Finally, let me make it clear that I do not consider religious moderates to be "mere enablers of fundamentalist intolerance." They are worse. My biggest criticism of religious moderation-and of your last essay-is that it represents precisely the sort of thinking that will prevent a fully reasonable and nondenominational spirituality from ever emerging in our world. Your determination to have your emotional and spiritual needs met within the tradition of Catholicism has kept you from discovering that there is a mode of spiritual and ethical inquiry that is not contingent upon culture in the way that all religions are. As I wrote in The End of Faith, whatever is true about us, spiritually and ethically, must be discoverable now. It makes no sense at all to have one's spiritual life pegged to rumors of ancient events, however miraculous. What if, tomorrow, a blue-ribbon panel of archaeologists and biblical scholars demonstrated beyond a shadow of a doubt that the Gospels were ancient forgeries and that Jesus never existed? Would this steal the ground out from under your spiritual life? It would be a shame if it would. And if it wouldn't, in what sense is your spirituality really predicated upon the historical Jesus?

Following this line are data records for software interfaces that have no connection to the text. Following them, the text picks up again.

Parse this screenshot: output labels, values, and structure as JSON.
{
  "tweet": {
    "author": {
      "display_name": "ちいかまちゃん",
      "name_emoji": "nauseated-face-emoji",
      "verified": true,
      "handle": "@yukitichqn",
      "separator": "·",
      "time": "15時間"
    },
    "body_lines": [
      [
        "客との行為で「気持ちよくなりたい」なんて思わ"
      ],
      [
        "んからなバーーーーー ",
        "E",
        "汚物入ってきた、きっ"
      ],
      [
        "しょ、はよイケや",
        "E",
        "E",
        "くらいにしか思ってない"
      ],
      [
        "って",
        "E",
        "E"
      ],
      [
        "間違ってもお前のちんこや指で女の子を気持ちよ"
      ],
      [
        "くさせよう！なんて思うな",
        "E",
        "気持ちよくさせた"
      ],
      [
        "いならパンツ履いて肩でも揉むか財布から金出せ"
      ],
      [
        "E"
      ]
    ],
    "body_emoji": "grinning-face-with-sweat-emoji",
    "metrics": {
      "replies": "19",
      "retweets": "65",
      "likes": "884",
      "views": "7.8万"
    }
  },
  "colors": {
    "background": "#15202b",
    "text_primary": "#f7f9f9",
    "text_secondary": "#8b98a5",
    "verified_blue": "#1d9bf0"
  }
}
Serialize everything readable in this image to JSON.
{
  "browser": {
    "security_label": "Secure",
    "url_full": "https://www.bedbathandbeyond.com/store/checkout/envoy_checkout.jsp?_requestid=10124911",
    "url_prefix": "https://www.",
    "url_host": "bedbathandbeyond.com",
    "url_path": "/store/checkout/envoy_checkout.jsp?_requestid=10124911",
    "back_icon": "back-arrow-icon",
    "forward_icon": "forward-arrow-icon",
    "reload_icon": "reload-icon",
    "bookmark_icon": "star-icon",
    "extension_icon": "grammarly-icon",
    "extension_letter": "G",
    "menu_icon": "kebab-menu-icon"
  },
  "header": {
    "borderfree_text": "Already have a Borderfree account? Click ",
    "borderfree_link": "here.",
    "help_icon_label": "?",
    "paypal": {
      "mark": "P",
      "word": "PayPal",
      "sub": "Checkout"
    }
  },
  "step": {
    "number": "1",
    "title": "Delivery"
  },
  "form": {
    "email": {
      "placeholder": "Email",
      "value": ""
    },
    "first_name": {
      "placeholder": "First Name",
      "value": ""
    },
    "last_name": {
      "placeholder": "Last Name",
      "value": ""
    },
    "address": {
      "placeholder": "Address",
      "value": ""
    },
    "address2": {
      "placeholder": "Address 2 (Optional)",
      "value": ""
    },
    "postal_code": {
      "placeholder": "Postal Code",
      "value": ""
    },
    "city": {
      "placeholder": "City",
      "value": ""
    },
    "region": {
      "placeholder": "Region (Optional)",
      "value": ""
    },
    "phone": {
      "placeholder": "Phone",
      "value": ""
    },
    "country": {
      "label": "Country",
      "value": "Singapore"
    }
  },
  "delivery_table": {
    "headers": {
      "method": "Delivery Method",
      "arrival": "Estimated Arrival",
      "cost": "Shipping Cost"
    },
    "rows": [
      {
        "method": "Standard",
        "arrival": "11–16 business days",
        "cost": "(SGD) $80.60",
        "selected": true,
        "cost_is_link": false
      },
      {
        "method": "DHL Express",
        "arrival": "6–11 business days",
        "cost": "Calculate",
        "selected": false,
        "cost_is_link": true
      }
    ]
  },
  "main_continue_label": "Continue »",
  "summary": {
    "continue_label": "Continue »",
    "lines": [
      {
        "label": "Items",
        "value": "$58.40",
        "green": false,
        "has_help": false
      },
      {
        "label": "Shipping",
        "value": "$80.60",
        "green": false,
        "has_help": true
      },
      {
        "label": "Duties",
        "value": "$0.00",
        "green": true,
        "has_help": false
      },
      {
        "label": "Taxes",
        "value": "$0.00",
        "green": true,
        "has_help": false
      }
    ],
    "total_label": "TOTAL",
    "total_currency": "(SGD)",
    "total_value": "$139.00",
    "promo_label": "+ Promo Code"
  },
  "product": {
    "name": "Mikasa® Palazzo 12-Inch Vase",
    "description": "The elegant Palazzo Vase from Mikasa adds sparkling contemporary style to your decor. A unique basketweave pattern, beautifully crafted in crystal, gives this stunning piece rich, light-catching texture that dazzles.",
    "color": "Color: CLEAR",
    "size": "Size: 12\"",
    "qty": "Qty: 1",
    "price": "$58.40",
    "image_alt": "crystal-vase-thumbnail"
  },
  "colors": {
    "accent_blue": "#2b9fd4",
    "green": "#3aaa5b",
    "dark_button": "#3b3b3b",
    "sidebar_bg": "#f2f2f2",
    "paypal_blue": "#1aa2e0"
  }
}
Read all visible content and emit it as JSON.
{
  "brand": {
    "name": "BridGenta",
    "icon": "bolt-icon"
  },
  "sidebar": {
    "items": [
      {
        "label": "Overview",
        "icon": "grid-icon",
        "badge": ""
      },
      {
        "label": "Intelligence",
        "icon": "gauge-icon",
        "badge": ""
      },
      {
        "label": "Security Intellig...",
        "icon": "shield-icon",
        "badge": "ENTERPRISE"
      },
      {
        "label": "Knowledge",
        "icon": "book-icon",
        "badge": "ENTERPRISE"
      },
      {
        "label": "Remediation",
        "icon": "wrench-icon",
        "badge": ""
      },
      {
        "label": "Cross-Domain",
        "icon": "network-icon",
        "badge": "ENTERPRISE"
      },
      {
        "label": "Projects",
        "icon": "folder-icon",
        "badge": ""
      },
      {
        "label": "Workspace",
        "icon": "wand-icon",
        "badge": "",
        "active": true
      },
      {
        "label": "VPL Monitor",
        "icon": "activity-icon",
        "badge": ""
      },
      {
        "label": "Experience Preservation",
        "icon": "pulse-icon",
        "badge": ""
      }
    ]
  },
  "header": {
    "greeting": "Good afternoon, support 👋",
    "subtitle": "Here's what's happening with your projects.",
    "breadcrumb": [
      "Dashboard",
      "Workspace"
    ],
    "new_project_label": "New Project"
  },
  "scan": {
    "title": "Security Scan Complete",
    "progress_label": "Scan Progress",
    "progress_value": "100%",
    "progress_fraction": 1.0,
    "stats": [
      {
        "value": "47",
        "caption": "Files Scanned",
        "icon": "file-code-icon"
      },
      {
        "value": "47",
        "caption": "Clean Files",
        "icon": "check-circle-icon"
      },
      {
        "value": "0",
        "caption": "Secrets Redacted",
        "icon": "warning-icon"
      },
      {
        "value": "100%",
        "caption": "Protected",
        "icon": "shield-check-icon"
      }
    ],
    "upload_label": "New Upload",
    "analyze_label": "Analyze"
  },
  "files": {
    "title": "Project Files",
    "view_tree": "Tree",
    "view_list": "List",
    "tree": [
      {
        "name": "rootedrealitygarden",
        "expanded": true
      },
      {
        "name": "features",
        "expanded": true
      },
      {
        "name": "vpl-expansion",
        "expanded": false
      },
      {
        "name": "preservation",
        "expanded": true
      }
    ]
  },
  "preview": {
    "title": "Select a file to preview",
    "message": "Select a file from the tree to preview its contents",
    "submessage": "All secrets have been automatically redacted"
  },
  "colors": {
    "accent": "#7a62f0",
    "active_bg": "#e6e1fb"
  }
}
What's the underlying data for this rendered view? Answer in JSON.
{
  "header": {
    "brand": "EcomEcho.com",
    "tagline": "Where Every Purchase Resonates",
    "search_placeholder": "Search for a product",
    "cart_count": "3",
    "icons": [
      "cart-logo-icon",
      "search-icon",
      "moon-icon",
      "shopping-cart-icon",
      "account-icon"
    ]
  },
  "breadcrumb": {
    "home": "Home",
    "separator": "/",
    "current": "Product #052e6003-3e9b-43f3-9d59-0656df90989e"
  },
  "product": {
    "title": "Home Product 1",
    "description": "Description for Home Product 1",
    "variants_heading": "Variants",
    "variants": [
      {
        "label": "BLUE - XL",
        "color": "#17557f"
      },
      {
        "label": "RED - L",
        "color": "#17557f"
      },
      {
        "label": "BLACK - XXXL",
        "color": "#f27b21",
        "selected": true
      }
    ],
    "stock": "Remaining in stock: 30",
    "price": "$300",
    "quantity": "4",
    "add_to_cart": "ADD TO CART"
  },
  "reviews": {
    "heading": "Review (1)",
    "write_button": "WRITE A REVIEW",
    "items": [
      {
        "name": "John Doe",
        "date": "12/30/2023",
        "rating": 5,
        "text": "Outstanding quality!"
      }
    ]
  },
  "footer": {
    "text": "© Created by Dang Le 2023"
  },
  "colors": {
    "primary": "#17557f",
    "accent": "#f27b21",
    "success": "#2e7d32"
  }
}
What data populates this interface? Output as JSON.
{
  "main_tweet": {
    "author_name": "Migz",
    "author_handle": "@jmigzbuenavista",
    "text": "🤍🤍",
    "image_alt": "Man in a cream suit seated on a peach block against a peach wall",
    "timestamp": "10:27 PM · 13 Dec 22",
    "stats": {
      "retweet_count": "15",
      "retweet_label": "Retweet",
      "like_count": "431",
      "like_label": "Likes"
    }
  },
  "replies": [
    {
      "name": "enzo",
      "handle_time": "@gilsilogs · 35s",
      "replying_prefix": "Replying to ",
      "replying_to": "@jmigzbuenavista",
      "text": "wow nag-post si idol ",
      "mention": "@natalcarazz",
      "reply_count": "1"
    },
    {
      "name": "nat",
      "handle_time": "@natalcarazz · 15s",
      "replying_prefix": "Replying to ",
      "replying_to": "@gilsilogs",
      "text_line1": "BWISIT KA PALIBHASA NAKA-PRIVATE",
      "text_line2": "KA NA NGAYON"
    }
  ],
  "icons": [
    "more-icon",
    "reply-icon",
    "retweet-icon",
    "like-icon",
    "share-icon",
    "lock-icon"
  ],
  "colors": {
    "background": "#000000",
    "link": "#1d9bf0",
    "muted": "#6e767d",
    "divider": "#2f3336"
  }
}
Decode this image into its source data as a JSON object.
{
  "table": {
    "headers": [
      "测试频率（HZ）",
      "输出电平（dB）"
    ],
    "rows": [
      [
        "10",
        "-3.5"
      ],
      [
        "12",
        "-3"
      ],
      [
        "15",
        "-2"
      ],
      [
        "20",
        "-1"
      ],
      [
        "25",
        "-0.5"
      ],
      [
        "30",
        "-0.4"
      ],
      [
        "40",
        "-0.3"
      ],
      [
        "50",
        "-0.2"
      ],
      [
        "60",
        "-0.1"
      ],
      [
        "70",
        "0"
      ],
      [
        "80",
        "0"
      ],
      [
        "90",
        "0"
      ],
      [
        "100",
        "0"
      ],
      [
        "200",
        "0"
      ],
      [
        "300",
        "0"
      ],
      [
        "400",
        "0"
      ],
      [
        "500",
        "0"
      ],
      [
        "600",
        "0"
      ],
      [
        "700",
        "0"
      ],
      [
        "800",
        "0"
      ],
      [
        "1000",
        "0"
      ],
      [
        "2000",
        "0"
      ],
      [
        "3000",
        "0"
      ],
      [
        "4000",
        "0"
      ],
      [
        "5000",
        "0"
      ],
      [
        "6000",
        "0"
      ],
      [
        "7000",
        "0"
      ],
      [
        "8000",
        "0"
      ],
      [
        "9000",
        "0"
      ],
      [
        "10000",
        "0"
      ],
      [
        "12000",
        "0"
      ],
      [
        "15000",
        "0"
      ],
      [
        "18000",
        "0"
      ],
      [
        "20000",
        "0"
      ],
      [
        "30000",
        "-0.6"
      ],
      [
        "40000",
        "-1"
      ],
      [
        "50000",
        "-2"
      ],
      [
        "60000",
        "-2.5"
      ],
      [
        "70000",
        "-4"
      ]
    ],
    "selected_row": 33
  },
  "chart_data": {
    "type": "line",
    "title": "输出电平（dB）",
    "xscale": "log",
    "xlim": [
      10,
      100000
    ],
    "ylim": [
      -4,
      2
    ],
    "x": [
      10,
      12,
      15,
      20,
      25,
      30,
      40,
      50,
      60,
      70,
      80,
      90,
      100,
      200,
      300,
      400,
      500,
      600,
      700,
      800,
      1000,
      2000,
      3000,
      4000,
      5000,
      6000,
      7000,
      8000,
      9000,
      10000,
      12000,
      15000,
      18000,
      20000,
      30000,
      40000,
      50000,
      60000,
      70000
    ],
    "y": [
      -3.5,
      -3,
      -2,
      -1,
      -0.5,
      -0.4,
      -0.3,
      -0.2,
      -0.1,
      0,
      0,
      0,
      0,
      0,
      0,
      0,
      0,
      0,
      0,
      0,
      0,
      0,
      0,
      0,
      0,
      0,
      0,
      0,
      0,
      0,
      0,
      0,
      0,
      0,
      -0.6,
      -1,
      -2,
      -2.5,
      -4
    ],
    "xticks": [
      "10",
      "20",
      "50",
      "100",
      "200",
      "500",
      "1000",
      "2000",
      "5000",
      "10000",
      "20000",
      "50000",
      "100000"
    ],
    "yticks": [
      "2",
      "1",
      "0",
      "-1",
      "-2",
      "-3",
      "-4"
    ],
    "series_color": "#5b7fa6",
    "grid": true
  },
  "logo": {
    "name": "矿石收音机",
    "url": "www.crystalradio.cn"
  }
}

I'm asking you to imagine a world in which children are taught to investigate reality for themselves, not in conformity to the religious dogmatism of their parents, but by the lights of truly honest, fearless inquiry. Imagine a discourse about ethics and mystical experience that is as contingency-free as the discourse of science already is. Science really does transcend the vagaries of culture: there is no such thing as "Japanese" as opposed to "French" science; we don't speak of "Hindu biology" and "Jewish chemistry." Imagine a world that has transcended its tribalism-racism and nationalism, yes, but religious tribalism especially-in which we could have a truly open-ended conversation about our place in the universe and about the possibilities of deepening our experience of love and compassion for one another. Ethics and spirituality do not require faith. One can even achieve utter mystical absorption in the primordial mystery of the present moment without believing anything on insufficient evidence.
You might want to say that every religion offers a guide to doing this. Yes, but they are provisional guides at best. Rather than pick over the carcass of Christianity (or any other traditional faith) looking for a few, uncontaminated morsels of wisdom, why not take a proper seat at the banquet of human understanding in the present? There are already many very refined courses on offer. For those interested in the origins of the universe, there is the real science of cosmology. For those who want to know about the evolution of life on this planet, biology, chemistry and their subspecialties offer real nourishment. (Knowledge in most scientific domains is now doubling about every five years. How fast is it growing in religion?) And if ethics and spirituality are what concern you, there are now scientists making serious efforts to understand these features of our experience-both by studying the brain function of advanced contemplatives and by practicing meditation and other (non-faith-based) spiritual disciplines themselves. Even when it comes to compassion and self-transcendence, there is new wine (slowly) being poured. Why not catch it with a clean glass?
All the best,
|From: Andrew Sullivan To: Sam Harris||2/14/07, 3:54 PM|
Thanks for your invitation to sup from "a clean glass." You unpack that revealing metaphor in the following way:
I'm asking you to imagine a world in which children are taught to investigate reality for themselves, not in conformity to the religious dogmatism of their parents, but by the lights of truly honest, fearless inquiry. Imagine a discourse about ethics and mystical experience that is as contingency-free as the discourse of science already is.My first thought is: where are all these children separated from their parents? Would they have to be sent away to protect them from the influence of parental dogmatism? And my second thought is amusement at your use of the passive tense: "are taught". By whom? You? Who is teaching these finally liberated children, and on whose authority? And where is this discourse they will enter that is "contingency-free"? I have never heard or read or engaged in one.